A free culture supports and protects creators and innovators. It does this directly by granting intellectual property rights. But it does so indirectly by limiting the reach of those rights, to guarantee that follow-on creators and innovators remain as free as possible from the control of the past. A free culture is not a culture without property, just as a free market is not a market in which everything is free. The opposite of a free culture is a permission culture—a culture in which creators get to create only with the permission of the powerful, or of creators of the past.
For the first time in our tradition, the ordinary ways in which individuals create and share culture fall within the reach of the regulation of the law, which has expanded to draw within its control a vast amount of culture and creativity that it never reached before. The technology that preserved the balance of our history—between uses of our culture that were free and uses of our culture that were only upon permission—has been undone. The consequence is that we are less and less a free culture, more and more a permission culture.
The fact that digital content can be distributed for no additional cost does not explain the huge number of creative people who make their work available for free. After all, they are still investing their time without being paid back. Why?
The answer is simple: creators are not publishers, and putting the power to publish directly into their hands does not make them publishers. It makes them artists with printing presses. This matters because creative people crave attention in a way publishers do not.
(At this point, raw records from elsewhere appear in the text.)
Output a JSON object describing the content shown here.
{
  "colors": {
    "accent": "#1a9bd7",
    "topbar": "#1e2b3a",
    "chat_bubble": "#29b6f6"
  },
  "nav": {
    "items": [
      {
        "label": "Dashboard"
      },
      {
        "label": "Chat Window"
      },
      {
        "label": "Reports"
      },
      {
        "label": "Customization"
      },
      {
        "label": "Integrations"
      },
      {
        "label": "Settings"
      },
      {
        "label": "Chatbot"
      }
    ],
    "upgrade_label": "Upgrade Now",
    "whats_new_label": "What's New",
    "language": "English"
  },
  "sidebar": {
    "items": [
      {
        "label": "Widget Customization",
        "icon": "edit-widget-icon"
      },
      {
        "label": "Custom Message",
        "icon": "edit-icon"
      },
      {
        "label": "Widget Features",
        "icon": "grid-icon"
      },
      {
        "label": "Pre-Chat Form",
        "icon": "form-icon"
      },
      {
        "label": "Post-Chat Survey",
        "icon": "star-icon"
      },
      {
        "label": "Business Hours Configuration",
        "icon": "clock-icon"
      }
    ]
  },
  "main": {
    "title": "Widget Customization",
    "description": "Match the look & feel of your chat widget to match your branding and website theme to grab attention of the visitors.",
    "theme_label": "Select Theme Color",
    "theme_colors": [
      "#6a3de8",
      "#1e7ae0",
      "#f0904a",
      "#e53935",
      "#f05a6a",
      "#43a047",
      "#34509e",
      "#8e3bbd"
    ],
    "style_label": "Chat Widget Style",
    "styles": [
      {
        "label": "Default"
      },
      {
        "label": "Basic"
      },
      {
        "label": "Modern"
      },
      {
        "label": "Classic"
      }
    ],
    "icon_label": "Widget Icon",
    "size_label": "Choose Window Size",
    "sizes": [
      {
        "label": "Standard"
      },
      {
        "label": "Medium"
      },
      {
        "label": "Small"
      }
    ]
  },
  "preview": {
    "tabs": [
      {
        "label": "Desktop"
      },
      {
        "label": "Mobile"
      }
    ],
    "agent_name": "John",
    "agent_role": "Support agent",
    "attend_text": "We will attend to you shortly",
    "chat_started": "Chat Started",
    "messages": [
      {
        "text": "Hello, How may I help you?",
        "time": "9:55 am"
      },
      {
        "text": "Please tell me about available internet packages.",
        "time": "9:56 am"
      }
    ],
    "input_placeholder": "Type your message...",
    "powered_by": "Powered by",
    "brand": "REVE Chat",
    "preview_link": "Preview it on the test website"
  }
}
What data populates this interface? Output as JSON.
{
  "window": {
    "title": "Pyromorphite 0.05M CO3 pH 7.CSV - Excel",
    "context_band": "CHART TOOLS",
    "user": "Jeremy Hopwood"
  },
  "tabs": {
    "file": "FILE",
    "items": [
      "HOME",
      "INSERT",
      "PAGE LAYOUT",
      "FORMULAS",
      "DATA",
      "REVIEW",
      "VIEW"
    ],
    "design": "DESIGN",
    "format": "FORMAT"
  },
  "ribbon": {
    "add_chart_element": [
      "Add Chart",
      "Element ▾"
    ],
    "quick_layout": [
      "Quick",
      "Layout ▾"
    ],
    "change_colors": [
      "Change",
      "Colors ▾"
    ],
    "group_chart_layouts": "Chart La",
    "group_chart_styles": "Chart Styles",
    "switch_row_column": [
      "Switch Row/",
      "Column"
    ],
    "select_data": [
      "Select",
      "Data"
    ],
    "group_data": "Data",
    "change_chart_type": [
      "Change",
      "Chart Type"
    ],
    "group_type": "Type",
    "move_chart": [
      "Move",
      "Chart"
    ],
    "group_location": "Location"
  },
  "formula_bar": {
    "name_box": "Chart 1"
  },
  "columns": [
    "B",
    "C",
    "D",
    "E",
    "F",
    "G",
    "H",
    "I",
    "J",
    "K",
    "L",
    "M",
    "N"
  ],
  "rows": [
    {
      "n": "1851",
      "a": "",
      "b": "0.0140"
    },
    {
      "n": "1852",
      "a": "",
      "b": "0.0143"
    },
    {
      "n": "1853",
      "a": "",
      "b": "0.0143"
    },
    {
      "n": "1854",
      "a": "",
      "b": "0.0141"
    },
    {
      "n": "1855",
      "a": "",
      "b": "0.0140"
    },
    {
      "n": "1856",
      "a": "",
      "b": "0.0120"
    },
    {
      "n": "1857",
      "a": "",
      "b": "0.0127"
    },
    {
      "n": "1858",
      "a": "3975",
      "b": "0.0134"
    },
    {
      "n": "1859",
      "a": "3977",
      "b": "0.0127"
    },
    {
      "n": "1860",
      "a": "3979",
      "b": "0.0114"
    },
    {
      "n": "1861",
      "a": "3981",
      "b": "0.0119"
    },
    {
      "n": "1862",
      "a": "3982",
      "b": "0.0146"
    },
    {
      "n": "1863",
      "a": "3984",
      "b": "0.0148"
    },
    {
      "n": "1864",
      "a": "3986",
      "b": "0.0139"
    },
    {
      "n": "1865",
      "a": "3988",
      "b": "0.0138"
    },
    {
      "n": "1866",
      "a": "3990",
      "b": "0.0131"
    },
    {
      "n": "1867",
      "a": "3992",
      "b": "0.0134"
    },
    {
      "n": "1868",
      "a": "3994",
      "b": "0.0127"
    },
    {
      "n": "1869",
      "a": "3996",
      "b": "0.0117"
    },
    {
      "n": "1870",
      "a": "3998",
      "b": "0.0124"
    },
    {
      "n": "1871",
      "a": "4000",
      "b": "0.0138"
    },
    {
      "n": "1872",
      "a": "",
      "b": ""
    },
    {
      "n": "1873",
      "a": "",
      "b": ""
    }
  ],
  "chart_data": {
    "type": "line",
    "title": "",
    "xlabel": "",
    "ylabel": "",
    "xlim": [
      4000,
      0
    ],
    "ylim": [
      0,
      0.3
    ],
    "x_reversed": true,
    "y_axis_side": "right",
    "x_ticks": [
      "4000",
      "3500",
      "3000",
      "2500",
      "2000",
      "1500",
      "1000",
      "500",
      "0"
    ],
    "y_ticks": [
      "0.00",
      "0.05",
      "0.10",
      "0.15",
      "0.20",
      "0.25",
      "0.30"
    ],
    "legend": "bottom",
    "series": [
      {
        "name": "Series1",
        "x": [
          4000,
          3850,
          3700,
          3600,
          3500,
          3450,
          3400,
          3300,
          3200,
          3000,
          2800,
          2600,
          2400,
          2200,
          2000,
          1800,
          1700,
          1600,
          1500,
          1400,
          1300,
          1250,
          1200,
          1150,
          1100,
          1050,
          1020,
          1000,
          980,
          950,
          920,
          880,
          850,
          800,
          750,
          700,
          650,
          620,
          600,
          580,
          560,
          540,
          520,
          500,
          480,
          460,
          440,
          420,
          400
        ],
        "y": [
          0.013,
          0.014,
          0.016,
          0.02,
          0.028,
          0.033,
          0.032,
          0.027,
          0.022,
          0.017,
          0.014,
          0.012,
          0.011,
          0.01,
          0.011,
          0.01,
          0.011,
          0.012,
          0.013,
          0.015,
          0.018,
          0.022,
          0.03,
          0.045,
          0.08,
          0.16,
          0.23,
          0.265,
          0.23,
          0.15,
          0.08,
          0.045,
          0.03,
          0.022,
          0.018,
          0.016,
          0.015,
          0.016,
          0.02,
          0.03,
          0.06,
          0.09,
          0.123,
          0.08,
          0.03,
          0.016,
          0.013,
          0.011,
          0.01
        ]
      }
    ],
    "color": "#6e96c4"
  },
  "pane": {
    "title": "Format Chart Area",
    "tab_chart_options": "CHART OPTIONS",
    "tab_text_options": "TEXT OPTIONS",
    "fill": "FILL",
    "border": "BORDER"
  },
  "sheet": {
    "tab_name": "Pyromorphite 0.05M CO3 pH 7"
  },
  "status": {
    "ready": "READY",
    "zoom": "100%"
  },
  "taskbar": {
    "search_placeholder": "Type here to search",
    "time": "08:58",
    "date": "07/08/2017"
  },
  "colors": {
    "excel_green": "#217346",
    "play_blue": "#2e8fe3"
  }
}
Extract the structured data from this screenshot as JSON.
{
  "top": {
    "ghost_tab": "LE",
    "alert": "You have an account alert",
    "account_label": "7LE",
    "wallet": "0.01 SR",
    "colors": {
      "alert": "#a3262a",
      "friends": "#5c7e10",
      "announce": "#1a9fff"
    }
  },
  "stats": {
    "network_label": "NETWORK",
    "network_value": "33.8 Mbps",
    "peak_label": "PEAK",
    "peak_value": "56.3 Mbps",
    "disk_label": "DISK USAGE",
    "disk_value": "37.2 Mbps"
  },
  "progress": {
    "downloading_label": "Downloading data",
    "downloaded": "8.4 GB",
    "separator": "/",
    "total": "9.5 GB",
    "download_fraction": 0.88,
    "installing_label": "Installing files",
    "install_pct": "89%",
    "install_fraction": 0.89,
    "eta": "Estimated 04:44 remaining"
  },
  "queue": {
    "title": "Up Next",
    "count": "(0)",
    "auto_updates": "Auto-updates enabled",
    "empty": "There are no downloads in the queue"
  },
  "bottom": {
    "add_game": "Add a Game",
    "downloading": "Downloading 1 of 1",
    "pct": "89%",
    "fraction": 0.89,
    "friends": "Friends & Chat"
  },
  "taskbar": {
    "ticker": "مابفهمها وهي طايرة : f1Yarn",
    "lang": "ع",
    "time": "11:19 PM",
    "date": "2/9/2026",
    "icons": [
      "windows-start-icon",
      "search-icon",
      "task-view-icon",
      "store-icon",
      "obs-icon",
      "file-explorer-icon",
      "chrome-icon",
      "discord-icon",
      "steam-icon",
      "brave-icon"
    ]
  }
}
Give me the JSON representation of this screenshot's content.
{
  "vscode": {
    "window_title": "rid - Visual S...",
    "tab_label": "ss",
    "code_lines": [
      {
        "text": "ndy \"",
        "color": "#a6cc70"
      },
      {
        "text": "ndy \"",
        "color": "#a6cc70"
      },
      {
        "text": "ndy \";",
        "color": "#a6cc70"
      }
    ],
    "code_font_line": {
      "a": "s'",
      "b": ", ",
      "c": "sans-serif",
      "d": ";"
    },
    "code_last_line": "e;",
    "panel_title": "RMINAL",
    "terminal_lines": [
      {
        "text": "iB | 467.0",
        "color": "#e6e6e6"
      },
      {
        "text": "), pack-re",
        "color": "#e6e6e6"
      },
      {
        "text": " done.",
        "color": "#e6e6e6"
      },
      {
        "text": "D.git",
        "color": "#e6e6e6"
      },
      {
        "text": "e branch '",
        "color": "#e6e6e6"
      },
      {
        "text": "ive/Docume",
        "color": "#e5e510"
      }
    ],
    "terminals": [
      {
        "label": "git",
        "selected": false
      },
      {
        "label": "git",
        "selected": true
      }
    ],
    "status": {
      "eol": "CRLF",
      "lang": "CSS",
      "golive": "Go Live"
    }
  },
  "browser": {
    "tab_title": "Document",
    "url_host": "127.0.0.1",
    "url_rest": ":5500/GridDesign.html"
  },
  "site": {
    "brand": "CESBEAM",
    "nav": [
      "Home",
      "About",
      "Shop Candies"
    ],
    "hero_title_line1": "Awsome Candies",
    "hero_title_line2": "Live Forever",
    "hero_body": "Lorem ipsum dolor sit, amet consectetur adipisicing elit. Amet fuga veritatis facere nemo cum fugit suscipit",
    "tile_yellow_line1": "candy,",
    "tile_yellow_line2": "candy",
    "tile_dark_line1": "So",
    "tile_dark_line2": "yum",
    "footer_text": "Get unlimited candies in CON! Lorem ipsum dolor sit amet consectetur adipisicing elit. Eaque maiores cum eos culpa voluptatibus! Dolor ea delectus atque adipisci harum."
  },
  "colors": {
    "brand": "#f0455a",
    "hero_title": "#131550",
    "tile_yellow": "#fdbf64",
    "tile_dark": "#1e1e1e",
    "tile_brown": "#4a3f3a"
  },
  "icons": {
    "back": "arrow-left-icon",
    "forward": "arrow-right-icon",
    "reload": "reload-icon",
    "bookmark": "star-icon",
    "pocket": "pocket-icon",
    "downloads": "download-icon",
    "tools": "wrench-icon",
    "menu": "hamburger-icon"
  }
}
Prior to the internet, this didn’t make much difference. The expense of publishing and distributing printed material is too great for it to be given away freely and in unlimited quantities–even vanity press books come with a price tag. Now, however, a single individual can serve an audience in the hundreds of thousands, as a hobby, with nary a publisher in sight.
This disrupts the old equation of ‘fame and fortune’. For an author to be famous, many people had to have read, and therefore paid for, his or her books. Fortune was a side-effect of attaining fame. Now, with the power to publish directly in their hands, many creative people face a dilemma they’ve never had before: fame vs fortune.
The question of tradition interests me because Goa has become the site, both mythical and historical, for a sort of tantric hand-off between an earlier generation of Western trance dancers and today’s psychedelic ravers. Whether or not Goa is the core source of rave spirituality, the freak colony has grown into a spiritual origin, a source. But this does not make it simply another myth. In a roundabout way, the narrative surrounding Goa in itself affirms the spiritual aspirations and gnostic power of today’s global psy-trance scene. Because for all its rhizomatic multiplicities and cyberdelic futurism, the scene demands a backstory for its embodied illuminations, a context-building tale about initiation and transmission. For it is in telling such a tale that tonight’s body-without-organs grows to encompass the eternal return of its progenitors, and that something rather ancient can find its dancing feet again.